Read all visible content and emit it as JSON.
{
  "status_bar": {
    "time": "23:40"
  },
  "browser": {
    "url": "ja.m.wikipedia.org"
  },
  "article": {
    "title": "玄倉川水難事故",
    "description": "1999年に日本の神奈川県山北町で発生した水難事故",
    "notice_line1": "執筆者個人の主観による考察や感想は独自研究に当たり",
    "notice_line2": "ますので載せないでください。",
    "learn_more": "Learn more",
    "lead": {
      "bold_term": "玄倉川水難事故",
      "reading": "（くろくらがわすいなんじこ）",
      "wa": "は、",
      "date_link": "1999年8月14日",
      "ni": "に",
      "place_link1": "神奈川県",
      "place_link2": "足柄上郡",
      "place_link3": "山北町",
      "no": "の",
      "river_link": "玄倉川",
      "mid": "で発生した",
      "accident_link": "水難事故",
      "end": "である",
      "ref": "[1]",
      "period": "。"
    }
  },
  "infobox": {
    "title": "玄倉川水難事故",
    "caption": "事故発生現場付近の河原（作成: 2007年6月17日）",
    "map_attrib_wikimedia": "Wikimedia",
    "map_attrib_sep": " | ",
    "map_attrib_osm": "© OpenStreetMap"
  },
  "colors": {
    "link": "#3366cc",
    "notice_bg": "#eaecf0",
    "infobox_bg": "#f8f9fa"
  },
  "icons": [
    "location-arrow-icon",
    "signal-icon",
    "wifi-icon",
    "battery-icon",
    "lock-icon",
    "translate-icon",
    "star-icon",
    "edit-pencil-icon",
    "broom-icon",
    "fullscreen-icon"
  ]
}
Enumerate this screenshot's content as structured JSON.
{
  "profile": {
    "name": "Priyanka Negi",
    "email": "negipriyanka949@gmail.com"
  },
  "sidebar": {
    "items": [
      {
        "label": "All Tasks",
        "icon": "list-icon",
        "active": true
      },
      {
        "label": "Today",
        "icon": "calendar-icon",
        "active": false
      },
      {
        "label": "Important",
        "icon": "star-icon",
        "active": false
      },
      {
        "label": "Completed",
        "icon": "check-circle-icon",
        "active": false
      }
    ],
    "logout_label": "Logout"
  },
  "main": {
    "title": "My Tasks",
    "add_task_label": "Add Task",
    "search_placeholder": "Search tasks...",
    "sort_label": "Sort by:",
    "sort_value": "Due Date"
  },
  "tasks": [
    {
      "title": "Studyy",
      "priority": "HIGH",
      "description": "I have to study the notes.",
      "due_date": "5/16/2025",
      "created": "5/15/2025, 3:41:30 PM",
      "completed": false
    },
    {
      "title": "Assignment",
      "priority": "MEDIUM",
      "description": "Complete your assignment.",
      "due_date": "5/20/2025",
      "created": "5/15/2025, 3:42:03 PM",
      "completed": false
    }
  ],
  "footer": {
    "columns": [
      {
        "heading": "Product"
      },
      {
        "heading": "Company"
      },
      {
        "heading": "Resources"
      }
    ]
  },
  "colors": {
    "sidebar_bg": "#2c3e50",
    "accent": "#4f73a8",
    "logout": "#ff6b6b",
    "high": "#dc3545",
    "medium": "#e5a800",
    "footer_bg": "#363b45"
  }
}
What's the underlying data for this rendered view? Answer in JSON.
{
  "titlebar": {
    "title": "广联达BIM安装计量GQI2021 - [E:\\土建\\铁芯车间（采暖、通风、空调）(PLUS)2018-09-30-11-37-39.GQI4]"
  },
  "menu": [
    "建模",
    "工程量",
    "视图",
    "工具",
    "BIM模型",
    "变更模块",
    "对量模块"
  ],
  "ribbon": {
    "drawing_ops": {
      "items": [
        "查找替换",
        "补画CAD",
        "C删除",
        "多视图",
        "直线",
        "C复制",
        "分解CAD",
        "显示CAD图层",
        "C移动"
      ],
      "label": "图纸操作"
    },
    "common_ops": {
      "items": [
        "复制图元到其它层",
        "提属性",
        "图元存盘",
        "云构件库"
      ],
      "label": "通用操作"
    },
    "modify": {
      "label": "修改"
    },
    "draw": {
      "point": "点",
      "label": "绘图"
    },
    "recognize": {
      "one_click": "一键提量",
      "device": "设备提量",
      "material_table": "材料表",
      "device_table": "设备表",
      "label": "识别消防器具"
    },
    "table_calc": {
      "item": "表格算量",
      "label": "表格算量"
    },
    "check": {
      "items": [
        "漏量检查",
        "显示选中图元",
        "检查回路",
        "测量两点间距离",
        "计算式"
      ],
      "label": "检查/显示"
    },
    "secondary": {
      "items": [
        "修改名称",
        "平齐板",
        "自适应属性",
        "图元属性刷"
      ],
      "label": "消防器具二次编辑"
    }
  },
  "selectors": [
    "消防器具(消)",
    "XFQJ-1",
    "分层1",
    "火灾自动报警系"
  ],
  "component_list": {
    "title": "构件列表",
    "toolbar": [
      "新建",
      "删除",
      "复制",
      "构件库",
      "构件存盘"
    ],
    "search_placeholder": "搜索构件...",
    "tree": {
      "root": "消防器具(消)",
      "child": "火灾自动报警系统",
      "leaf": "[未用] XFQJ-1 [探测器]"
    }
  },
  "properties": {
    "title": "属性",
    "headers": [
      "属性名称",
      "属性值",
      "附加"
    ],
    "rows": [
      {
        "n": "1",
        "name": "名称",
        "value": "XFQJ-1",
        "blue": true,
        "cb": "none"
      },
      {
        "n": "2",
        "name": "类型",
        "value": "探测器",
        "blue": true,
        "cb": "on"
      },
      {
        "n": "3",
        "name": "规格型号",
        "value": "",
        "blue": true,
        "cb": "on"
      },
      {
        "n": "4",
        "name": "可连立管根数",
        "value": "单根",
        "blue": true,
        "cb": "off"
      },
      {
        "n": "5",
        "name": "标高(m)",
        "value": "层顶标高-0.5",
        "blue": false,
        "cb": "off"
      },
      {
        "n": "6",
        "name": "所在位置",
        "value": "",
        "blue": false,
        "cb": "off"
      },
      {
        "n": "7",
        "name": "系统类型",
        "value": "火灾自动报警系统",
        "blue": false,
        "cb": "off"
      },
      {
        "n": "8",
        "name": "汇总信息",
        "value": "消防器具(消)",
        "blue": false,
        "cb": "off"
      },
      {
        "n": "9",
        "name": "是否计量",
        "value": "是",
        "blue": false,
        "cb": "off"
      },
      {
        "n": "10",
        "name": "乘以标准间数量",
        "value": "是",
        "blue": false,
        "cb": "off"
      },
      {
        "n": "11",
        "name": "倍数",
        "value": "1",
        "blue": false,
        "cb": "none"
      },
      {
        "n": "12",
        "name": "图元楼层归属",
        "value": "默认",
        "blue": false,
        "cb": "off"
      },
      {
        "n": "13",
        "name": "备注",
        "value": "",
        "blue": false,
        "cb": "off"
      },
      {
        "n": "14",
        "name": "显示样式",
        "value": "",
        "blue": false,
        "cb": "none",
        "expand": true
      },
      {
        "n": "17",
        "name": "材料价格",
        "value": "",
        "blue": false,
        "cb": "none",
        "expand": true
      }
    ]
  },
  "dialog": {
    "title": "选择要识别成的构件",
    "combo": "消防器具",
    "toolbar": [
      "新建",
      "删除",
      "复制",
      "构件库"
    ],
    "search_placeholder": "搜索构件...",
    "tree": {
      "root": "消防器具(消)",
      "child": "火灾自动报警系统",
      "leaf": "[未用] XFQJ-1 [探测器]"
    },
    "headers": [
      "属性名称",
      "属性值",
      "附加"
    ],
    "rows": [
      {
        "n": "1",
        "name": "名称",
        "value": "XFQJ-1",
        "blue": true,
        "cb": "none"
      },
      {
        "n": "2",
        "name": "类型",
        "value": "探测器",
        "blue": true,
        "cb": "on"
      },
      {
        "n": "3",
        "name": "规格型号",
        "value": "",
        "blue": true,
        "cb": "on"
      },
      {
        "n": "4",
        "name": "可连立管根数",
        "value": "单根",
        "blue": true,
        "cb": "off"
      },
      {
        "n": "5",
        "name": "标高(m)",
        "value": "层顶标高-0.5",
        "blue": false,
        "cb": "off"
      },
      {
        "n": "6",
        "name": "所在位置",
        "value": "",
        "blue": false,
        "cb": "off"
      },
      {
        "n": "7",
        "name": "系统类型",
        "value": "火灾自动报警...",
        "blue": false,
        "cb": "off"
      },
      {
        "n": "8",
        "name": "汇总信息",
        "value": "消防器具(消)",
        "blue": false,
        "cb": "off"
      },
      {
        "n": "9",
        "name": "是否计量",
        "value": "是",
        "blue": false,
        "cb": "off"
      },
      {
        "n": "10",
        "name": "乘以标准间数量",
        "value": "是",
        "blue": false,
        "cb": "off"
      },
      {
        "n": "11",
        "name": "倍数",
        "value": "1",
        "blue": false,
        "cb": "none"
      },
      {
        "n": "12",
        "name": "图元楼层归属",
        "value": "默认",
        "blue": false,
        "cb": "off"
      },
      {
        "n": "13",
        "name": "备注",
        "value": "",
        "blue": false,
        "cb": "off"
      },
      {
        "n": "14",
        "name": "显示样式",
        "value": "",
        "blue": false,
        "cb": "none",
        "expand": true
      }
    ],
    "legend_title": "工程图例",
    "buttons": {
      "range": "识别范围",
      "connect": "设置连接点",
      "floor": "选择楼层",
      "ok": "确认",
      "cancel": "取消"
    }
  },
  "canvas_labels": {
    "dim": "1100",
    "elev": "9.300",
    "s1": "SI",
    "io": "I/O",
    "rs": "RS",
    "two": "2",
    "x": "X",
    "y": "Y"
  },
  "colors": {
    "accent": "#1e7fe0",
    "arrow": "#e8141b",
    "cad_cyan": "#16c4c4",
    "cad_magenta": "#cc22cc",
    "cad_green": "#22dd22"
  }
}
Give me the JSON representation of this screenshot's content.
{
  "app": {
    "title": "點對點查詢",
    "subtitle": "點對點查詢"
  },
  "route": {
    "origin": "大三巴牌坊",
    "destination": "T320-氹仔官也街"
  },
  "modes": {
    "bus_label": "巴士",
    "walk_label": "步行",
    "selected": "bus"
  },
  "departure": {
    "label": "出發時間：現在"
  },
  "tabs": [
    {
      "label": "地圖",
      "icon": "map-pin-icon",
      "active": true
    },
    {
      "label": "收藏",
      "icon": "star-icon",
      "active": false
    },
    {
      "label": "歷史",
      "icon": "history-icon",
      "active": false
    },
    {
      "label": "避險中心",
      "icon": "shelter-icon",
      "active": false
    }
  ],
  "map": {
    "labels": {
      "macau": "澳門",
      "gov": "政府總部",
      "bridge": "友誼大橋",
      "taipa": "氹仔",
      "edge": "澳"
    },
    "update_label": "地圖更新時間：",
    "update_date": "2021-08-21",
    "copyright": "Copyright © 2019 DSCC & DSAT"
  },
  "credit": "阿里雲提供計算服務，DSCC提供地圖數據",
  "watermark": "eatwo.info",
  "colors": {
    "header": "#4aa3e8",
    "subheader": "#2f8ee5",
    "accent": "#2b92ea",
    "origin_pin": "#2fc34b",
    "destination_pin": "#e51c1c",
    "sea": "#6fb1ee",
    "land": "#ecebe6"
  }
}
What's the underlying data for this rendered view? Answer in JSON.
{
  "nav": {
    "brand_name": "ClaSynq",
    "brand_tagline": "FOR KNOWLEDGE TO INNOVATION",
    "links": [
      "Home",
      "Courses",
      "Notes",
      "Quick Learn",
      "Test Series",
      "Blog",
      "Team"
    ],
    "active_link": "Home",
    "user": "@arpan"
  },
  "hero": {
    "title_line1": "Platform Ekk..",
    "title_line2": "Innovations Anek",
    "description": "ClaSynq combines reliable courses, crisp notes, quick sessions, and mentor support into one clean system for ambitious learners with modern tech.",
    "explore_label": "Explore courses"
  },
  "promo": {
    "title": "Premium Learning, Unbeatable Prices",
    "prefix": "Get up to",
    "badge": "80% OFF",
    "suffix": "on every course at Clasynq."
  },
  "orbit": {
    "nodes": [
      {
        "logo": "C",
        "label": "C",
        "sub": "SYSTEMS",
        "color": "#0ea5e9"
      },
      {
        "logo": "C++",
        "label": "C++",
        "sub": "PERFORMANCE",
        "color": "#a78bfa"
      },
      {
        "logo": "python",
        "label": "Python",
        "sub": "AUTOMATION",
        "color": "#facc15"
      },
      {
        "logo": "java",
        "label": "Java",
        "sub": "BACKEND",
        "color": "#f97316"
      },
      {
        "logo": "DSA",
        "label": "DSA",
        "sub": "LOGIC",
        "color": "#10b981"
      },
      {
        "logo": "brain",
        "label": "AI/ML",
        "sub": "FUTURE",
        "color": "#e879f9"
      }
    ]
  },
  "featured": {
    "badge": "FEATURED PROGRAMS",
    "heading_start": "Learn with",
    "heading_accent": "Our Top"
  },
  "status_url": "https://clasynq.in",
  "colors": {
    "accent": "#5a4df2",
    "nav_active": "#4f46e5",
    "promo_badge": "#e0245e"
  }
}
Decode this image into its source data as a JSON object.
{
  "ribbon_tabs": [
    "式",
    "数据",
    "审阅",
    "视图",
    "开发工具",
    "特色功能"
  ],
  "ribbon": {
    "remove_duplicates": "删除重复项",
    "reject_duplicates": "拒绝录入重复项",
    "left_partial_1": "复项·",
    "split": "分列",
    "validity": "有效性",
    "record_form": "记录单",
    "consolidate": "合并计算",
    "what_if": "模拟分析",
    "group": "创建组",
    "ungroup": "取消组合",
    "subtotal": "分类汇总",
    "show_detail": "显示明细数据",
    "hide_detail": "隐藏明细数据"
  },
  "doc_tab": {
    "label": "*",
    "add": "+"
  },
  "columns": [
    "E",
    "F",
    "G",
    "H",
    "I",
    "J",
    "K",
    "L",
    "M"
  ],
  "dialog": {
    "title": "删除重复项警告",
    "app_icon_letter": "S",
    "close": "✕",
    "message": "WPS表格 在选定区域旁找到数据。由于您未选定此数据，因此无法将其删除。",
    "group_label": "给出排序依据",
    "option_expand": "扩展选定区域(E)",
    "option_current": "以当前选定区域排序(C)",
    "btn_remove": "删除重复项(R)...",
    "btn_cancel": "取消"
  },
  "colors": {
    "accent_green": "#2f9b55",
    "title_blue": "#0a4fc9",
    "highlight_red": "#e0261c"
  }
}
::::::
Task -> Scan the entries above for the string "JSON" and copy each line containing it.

Solution to this exercise ->
Read all visible content and emit it as JSON.
Enumerate this screenshot's content as structured JSON.
What's the underlying data for this rendered view? Answer in JSON.
Give me the JSON representation of this screenshot's content.
What's the underlying data for this rendered view? Answer in JSON.
Decode this image into its source data as a JSON object.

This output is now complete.